Review: I feel like this is a somewhat tired technique, straight out of Creative Writing 101: write a story consisting of three or four different snapshots or snippets out of a character's life at different ages, sort of like a series of written photographs. Fun perhaps, but strikes me as a bit amateurish. However, I also think L'Heureux succeeds here by pushing it a bit further, playing with the character's tentative attempts at something close to faith -- in childish, adult, and mature adult ways -- and tying all three "Short Moments" together in a subtle and readily decipherable way.

L'Heureux's prose and his frank humor and his ability to glorify and find the meaning in the mundane events and thoughts of every day life, and thereby turn the life of an ordinary person into a drama with meaning and significance puts me in mind of John Irving. As well a…

Water Review: San Pellegrino 250ml Bottle

Damn you, tiny little bottle of San Pellegrino. So little. So cute. But what are you really good for other than to make me wish I had a full bottle of Pellegrino? 
Good as a palate cleanser after a nice double espresso, I will give it that. But little else. The suave yet chaotic burst of Pellegrino bubbliness is still there, but with each sip you feel the tragedy of being that much closer to the end of the bottle, that much faster.

This is a bottle of water made specifically for the frustrated, for the meticulous, for the measurers among us with a penchant for the dainty. This water does not love you in the wild, on a sunny porch or with the raucous laughter of friends. No...much the opposite. Whatever that may be.

Best drunk in tiny, tiny sips, while forcing oneself through an unreadable and depressing Russian novel one does not want to read but feels one should, on a cold, wet day in December that promises four months of gloom and depression...or in pairs or threes and poured over …

New Yorker Fiction Review #151: "The Bog Girl" by Karen Russell

From the June 20 issue...

My loyal readers (if there are still any, which I doubt) will know I'm usually not a fan of Magical Realism, which, as you may also know, is Karen Russell's stock in trade. That said, there's nothing I love more than having my antipathy for magical realism shattered by an awesome story like "The Bog Girl."

Briefly, an Irish teenager discovers the body of a young woman who as been buried in a bog for over 2,000 years and begins to date her. What more do you need, right? If I'd read that one-line description somewhere else, and wasn't on a mission to review every New Yorker short story, I doubt I'd have read "The Bog Girl." But maybe I should start doing a George Costanza and do the opposite of everything I think I should do.

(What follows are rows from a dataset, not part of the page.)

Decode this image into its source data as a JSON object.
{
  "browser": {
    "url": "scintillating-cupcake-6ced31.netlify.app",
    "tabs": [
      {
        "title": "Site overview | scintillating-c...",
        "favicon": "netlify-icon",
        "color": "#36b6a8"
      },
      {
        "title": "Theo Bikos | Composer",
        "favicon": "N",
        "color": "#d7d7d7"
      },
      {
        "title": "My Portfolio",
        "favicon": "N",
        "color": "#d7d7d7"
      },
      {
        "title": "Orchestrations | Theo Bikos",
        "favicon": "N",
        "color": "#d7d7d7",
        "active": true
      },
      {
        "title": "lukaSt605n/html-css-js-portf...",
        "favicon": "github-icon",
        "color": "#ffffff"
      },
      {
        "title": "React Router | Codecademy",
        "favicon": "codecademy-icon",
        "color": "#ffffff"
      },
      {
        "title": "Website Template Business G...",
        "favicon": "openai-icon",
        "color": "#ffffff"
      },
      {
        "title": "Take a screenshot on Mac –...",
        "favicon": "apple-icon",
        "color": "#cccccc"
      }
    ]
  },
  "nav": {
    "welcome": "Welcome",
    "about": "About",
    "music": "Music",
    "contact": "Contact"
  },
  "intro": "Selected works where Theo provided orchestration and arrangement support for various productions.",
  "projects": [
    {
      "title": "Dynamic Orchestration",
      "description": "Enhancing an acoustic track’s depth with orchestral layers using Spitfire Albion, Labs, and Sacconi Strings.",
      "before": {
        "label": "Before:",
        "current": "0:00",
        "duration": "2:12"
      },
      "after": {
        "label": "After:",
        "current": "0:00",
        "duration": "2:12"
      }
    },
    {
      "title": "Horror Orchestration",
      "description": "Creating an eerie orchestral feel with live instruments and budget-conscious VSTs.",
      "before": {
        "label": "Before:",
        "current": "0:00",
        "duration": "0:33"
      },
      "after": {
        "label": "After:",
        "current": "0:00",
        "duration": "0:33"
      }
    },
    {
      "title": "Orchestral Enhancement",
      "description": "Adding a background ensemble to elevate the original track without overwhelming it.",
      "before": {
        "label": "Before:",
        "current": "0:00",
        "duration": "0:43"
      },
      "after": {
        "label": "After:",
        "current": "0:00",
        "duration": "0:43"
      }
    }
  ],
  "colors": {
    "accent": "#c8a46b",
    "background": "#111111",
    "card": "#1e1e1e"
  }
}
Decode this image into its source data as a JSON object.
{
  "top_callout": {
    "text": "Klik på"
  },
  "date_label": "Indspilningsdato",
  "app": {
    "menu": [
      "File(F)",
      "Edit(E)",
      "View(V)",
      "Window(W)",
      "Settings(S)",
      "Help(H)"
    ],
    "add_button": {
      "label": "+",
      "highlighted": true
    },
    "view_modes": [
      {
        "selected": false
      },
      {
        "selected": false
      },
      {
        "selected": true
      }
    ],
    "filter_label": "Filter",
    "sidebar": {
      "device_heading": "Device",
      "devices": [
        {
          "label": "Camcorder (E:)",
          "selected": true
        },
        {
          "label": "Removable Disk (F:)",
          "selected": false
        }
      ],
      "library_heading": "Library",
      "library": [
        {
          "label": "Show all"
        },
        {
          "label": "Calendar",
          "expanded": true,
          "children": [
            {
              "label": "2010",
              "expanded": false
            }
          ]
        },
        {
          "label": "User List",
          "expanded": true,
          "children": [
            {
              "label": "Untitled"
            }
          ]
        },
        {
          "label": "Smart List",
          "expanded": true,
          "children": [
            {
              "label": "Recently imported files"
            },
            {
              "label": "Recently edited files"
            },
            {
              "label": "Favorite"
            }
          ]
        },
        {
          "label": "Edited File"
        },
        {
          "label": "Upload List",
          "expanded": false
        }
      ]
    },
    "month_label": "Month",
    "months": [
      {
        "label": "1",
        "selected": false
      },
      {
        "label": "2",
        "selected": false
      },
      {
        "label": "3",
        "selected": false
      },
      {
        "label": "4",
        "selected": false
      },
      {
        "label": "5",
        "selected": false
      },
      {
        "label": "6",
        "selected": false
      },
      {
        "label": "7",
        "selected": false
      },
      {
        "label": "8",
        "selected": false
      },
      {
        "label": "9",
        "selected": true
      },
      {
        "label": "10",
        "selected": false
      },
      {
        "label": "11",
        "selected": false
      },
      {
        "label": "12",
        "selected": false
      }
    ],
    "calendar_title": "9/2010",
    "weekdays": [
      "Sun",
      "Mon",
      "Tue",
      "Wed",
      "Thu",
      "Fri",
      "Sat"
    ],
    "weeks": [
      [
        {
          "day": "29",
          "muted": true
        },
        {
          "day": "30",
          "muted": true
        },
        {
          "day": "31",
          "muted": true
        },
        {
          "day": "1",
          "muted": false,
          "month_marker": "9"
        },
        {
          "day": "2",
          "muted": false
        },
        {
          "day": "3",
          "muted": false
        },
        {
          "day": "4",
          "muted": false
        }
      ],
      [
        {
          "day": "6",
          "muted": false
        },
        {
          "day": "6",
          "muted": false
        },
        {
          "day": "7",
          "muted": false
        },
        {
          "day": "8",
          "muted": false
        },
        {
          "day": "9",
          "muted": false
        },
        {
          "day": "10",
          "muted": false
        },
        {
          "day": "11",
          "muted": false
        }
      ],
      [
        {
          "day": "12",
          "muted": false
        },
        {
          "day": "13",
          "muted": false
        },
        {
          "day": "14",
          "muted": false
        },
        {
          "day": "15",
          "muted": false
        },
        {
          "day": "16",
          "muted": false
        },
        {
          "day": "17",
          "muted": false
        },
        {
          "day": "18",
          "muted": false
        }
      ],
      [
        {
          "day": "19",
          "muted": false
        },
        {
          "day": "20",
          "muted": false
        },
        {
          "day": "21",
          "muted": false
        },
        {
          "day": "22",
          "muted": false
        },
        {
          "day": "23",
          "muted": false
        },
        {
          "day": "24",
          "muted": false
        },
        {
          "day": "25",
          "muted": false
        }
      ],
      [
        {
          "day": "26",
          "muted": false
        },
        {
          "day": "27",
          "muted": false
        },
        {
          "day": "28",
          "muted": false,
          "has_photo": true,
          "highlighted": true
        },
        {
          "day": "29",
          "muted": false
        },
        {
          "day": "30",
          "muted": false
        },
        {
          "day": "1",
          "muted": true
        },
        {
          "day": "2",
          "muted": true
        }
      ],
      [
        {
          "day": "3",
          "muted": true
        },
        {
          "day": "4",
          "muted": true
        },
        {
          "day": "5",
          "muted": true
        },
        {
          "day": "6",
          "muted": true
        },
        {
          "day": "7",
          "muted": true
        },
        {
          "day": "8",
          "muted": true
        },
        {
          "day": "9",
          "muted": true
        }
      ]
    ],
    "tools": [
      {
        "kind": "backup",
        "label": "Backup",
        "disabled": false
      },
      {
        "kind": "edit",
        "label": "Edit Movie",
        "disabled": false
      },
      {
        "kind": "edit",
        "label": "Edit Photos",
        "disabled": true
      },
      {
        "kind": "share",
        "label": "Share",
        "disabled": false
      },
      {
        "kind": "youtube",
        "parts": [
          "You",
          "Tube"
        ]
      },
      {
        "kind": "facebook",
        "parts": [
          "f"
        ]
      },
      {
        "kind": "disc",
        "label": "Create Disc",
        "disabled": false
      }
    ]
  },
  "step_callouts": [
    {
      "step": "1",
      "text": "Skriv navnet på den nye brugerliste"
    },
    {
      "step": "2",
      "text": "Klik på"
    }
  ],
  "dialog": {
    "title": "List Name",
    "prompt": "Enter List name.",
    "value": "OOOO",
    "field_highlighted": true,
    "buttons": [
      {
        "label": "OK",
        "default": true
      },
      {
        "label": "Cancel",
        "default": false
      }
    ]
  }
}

Where Russell succeeds here is in two main areas: 1.) Making us really love Cillian, the teenager who falls in love with the bog girl, and 2.) pulling the unbelievable trick making the characters…